Output the listing below in full, exactly as written.
─── MATERIALS PROVIDED ───
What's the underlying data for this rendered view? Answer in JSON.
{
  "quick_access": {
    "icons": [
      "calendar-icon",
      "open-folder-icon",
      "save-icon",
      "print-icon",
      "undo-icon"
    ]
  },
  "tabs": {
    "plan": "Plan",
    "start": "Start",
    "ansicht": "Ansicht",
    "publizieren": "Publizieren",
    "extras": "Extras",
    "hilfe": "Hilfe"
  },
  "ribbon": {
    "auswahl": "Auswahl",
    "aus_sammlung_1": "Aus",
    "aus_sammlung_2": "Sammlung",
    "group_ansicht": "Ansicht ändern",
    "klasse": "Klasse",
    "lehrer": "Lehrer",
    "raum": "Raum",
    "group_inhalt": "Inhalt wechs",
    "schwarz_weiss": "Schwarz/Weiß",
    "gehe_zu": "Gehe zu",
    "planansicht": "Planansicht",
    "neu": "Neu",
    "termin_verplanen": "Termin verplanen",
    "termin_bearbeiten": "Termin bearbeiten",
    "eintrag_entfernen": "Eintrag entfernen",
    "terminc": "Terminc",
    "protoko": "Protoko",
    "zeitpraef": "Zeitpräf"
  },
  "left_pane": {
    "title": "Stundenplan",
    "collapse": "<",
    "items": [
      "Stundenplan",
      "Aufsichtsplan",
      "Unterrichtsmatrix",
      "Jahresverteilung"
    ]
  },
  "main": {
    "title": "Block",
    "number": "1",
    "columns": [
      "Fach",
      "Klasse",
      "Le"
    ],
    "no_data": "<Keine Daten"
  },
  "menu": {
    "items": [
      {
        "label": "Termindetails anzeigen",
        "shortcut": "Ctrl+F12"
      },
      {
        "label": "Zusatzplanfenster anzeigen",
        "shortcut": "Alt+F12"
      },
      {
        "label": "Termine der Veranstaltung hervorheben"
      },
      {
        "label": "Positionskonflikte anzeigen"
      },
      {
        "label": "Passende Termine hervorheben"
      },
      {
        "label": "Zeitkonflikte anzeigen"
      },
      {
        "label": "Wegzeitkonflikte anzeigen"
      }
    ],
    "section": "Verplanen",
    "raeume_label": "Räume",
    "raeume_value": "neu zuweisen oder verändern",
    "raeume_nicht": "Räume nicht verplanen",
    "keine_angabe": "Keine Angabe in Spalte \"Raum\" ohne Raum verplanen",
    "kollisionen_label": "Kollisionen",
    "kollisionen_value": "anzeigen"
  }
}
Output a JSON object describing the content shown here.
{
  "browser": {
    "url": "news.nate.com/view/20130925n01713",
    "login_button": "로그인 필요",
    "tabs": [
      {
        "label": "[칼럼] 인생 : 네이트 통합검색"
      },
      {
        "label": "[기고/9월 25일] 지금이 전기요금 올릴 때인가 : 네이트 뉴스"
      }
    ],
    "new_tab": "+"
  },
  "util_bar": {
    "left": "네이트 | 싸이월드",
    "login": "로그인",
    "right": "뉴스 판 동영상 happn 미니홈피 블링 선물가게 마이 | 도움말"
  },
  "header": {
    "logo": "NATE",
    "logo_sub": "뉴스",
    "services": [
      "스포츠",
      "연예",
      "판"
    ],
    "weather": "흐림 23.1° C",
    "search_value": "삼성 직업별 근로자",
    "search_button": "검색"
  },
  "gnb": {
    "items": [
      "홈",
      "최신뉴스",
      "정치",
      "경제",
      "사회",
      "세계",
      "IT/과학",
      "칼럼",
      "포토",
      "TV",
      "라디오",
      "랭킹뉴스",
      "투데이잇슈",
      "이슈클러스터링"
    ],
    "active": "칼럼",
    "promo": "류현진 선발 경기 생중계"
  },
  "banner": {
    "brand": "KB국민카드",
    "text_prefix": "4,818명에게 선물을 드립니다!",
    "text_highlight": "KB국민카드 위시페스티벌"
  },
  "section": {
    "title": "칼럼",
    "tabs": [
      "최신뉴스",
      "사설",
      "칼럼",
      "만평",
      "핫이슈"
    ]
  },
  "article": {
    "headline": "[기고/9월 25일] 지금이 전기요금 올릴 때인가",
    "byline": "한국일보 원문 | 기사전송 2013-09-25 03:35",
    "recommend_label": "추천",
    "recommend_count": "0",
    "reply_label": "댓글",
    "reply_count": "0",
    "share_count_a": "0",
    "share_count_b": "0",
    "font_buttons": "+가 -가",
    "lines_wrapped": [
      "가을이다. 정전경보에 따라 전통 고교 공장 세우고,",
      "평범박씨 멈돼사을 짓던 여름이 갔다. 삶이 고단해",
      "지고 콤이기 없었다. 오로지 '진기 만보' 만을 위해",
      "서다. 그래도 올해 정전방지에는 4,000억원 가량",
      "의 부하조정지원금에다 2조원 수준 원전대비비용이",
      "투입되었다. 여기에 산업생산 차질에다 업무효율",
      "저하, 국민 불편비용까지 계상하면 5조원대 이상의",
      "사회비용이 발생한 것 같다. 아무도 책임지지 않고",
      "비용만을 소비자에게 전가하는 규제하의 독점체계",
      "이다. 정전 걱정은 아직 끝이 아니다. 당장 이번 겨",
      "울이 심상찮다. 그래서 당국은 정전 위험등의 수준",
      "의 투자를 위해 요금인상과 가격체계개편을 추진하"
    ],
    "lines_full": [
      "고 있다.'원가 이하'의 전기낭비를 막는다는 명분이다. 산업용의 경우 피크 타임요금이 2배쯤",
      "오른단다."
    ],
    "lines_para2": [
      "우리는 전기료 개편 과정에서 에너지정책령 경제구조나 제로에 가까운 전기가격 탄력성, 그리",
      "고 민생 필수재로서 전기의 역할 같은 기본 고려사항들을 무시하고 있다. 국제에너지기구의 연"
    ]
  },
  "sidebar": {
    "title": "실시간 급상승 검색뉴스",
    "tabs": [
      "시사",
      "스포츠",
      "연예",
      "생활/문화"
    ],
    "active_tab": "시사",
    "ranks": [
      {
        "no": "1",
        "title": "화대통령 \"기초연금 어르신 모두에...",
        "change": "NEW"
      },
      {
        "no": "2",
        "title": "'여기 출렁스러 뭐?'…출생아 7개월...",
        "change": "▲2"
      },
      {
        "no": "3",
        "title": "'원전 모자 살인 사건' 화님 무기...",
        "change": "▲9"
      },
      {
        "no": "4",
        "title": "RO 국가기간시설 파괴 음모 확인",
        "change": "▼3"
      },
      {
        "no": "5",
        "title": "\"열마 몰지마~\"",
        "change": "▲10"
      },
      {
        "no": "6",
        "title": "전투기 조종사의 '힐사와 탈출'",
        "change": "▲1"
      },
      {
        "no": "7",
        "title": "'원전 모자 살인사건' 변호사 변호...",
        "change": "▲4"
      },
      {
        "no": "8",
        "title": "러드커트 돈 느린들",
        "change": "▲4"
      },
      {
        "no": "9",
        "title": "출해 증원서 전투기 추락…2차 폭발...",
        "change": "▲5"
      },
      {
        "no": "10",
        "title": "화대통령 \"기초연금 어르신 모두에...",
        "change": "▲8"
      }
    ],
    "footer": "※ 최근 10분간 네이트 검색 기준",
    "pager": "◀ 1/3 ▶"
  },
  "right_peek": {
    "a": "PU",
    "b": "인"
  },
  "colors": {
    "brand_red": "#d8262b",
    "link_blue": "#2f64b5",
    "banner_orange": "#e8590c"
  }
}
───
* [COMPLETED EXERCISE]:
What's the underlying data for this rendered view? Answer in JSON.
{
  "quick_access": {
    "icons": [
      "calendar-icon",
      "open-folder-icon",
      "save-icon",
      "print-icon",
      "undo-icon"
    ]
  },
  "tabs": {
    "plan": "Plan",
    "start": "Start",
    "ansicht": "Ansicht",
    "publizieren": "Publizieren",
    "extras": "Extras",
    "hilfe": "Hilfe"
  },
  "ribbon": {
    "auswahl": "Auswahl",
    "aus_sammlung_1": "Aus",
    "aus_sammlung_2": "Sammlung",
    "group_ansicht": "Ansicht ändern",
    "klasse": "Klasse",
    "lehrer": "Lehrer",
    "raum": "Raum",
    "group_inhalt": "Inhalt wechs",
    "schwarz_weiss": "Schwarz/Weiß",
    "gehe_zu": "Gehe zu",
    "planansicht": "Planansicht",
    "neu": "Neu",
    "termin_verplanen": "Termin verplanen",
    "termin_bearbeiten": "Termin bearbeiten",
    "eintrag_entfernen": "Eintrag entfernen",
    "terminc": "Terminc",
    "protoko": "Protoko",
    "zeitpraef": "Zeitpräf"
  },
  "left_pane": {
    "title": "Stundenplan",
    "collapse": "<",
    "items": [
      "Stundenplan",
      "Aufsichtsplan",
      "Unterrichtsmatrix",
      "Jahresverteilung"
    ]
  },
  "main": {
    "title": "Block",
    "number": "1",
    "columns": [
      "Fach",
      "Klasse",
      "Le"
    ],
    "no_data": "<Keine Daten"
  },
  "menu": {
    "items": [
      {
        "label": "Termindetails anzeigen",
        "shortcut": "Ctrl+F12"
      },
      {
        "label": "Zusatzplanfenster anzeigen",
        "shortcut": "Alt+F12"
      },
      {
        "label": "Termine der Veranstaltung hervorheben"
      },
      {
        "label": "Positionskonflikte anzeigen"
      },
      {
        "label": "Passende Termine hervorheben"
      },
      {
        "label": "Zeitkonflikte anzeigen"
      },
      {
        "label": "Wegzeitkonflikte anzeigen"
      }
    ],
    "section": "Verplanen",
    "raeume_label": "Räume",
    "raeume_value": "neu zuweisen oder verändern",
    "raeume_nicht": "Räume nicht verplanen",
    "keine_angabe": "Keine Angabe in Spalte \"Raum\" ohne Raum verplanen",
    "kollisionen_label": "Kollisionen",
    "kollisionen_value": "anzeigen"
  }
}
Output a JSON object describing the content shown here.
{
  "browser": {
    "url": "news.nate.com/view/20130925n01713",
    "login_button": "로그인 필요",
    "tabs": [
      {
        "label": "[칼럼] 인생 : 네이트 통합검색"
      },
      {
        "label": "[기고/9월 25일] 지금이 전기요금 올릴 때인가 : 네이트 뉴스"
      }
    ],
    "new_tab": "+"
  },
  "util_bar": {
    "left": "네이트 | 싸이월드",
    "login": "로그인",
    "right": "뉴스 판 동영상 happn 미니홈피 블링 선물가게 마이 | 도움말"
  },
  "header": {
    "logo": "NATE",
    "logo_sub": "뉴스",
    "services": [
      "스포츠",
      "연예",
      "판"
    ],
    "weather": "흐림 23.1° C",
    "search_value": "삼성 직업별 근로자",
    "search_button": "검색"
  },
  "gnb": {
    "items": [
      "홈",
      "최신뉴스",
      "정치",
      "경제",
      "사회",
      "세계",
      "IT/과학",
      "칼럼",
      "포토",
      "TV",
      "라디오",
      "랭킹뉴스",
      "투데이잇슈",
      "이슈클러스터링"
    ],
    "active": "칼럼",
    "promo": "류현진 선발 경기 생중계"
  },
  "banner": {
    "brand": "KB국민카드",
    "text_prefix": "4,818명에게 선물을 드립니다!",
    "text_highlight": "KB국민카드 위시페스티벌"
  },
  "section": {
    "title": "칼럼",
    "tabs": [
      "최신뉴스",
      "사설",
      "칼럼",
      "만평",
      "핫이슈"
    ]
  },
  "article": {
    "headline": "[기고/9월 25일] 지금이 전기요금 올릴 때인가",
    "byline": "한국일보 원문 | 기사전송 2013-09-25 03:35",
    "recommend_label": "추천",
    "recommend_count": "0",
    "reply_label": "댓글",
    "reply_count": "0",
    "share_count_a": "0",
    "share_count_b": "0",
    "font_buttons": "+가 -가",
    "lines_wrapped": [
      "가을이다. 정전경보에 따라 전통 고교 공장 세우고,",
      "평범박씨 멈돼사을 짓던 여름이 갔다. 삶이 고단해",
      "지고 콤이기 없었다. 오로지 '진기 만보' 만을 위해",
      "서다. 그래도 올해 정전방지에는 4,000억원 가량",
      "의 부하조정지원금에다 2조원 수준 원전대비비용이",
      "투입되었다. 여기에 산업생산 차질에다 업무효율",
      "저하, 국민 불편비용까지 계상하면 5조원대 이상의",
      "사회비용이 발생한 것 같다. 아무도 책임지지 않고",
      "비용만을 소비자에게 전가하는 규제하의 독점체계",
      "이다. 정전 걱정은 아직 끝이 아니다. 당장 이번 겨",
      "울이 심상찮다. 그래서 당국은 정전 위험등의 수준",
      "의 투자를 위해 요금인상과 가격체계개편을 추진하"
    ],
    "lines_full": [
      "고 있다.'원가 이하'의 전기낭비를 막는다는 명분이다. 산업용의 경우 피크 타임요금이 2배쯤",
      "오른단다."
    ],
    "lines_para2": [
      "우리는 전기료 개편 과정에서 에너지정책령 경제구조나 제로에 가까운 전기가격 탄력성, 그리",
      "고 민생 필수재로서 전기의 역할 같은 기본 고려사항들을 무시하고 있다. 국제에너지기구의 연"
    ]
  },
  "sidebar": {
    "title": "실시간 급상승 검색뉴스",
    "tabs": [
      "시사",
      "스포츠",
      "연예",
      "생활/문화"
    ],
    "active_tab": "시사",
    "ranks": [
      {
        "no": "1",
        "title": "화대통령 \"기초연금 어르신 모두에...",
        "change": "NEW"
      },
      {
        "no": "2",
        "title": "'여기 출렁스러 뭐?'…출생아 7개월...",
        "change": "▲2"
      },
      {
        "no": "3",
        "title": "'원전 모자 살인 사건' 화님 무기...",
        "change": "▲9"
      },
      {
        "no": "4",
        "title": "RO 국가기간시설 파괴 음모 확인",
        "change": "▼3"
      },
      {
        "no": "5",
        "title": "\"열마 몰지마~\"",
        "change": "▲10"
      },
      {
        "no": "6",
        "title": "전투기 조종사의 '힐사와 탈출'",
        "change": "▲1"
      },
      {
        "no": "7",
        "title": "'원전 모자 살인사건' 변호사 변호...",
        "change": "▲4"
      },
      {
        "no": "8",
        "title": "러드커트 돈 느린들",
        "change": "▲4"
      },
      {
        "no": "9",
        "title": "출해 증원서 전투기 추락…2차 폭발...",
        "change": "▲5"
      },
      {
        "no": "10",
        "title": "화대통령 \"기초연금 어르신 모두에...",
        "change": "▲8"
      }
    ],
    "footer": "※ 최근 10분간 네이트 검색 기준",
    "pager": "◀ 1/3 ▶"
  },
  "right_peek": {
    "a": "PU",
    "b": "인"
  },
  "colors": {
    "brand_red": "#d8262b",
    "link_blue": "#2f64b5",
    "banner_orange": "#e8590c"
  }
}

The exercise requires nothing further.